* **What the exercise asks**
The entries are to be given back verbatim; no picture is to be copied.

(Items from a data source)
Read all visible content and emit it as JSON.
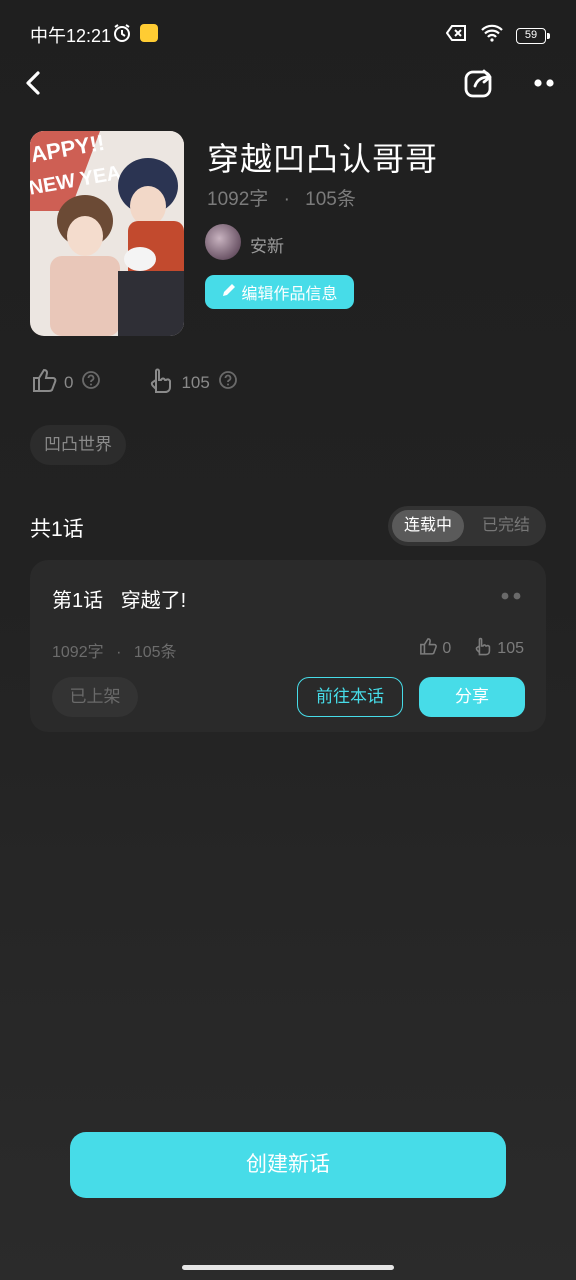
{
  "status_bar": {
    "time": "中午12:21",
    "battery": "59"
  },
  "work": {
    "title": "穿越凹凸认哥哥",
    "word_count": "1092字",
    "separator": "·",
    "entry_count": "105条",
    "author": "安新",
    "edit_label": "编辑作品信息",
    "like_count": "0",
    "recommend_count": "105",
    "tag": "凹凸世界"
  },
  "chapters": {
    "count_label": "共1话",
    "segment": {
      "active": "连载中",
      "inactive": "已完结"
    },
    "items": [
      {
        "title": "第1话",
        "subtitle": "穿越了!",
        "word_count": "1092字",
        "separator": "·",
        "entry_count": "105条",
        "likes": "0",
        "recommends": "105",
        "status_label": "已上架",
        "goto_label": "前往本话",
        "share_label": "分享"
      }
    ]
  },
  "create_button": "创建新话",
  "colors": {
    "accent": "#47dce8",
    "background": "#222222"
  }
}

* **Solution to the exercise**
Read all visible content and emit it as JSON.
{
  "status_bar": {
    "time": "中午12:21",
    "battery": "59"
  },
  "work": {
    "title": "穿越凹凸认哥哥",
    "word_count": "1092字",
    "separator": "·",
    "entry_count": "105条",
    "author": "安新",
    "edit_label": "编辑作品信息",
    "like_count": "0",
    "recommend_count": "105",
    "tag": "凹凸世界"
  },
  "chapters": {
    "count_label": "共1话",
    "segment": {
      "active": "连载中",
      "inactive": "已完结"
    },
    "items": [
      {
        "title": "第1话",
        "subtitle": "穿越了!",
        "word_count": "1092字",
        "separator": "·",
        "entry_count": "105条",
        "likes": "0",
        "recommends": "105",
        "status_label": "已上架",
        "goto_label": "前往本话",
        "share_label": "分享"
      }
    ]
  },
  "create_button": "创建新话",
  "colors": {
    "accent": "#47dce8",
    "background": "#222222"
  }
}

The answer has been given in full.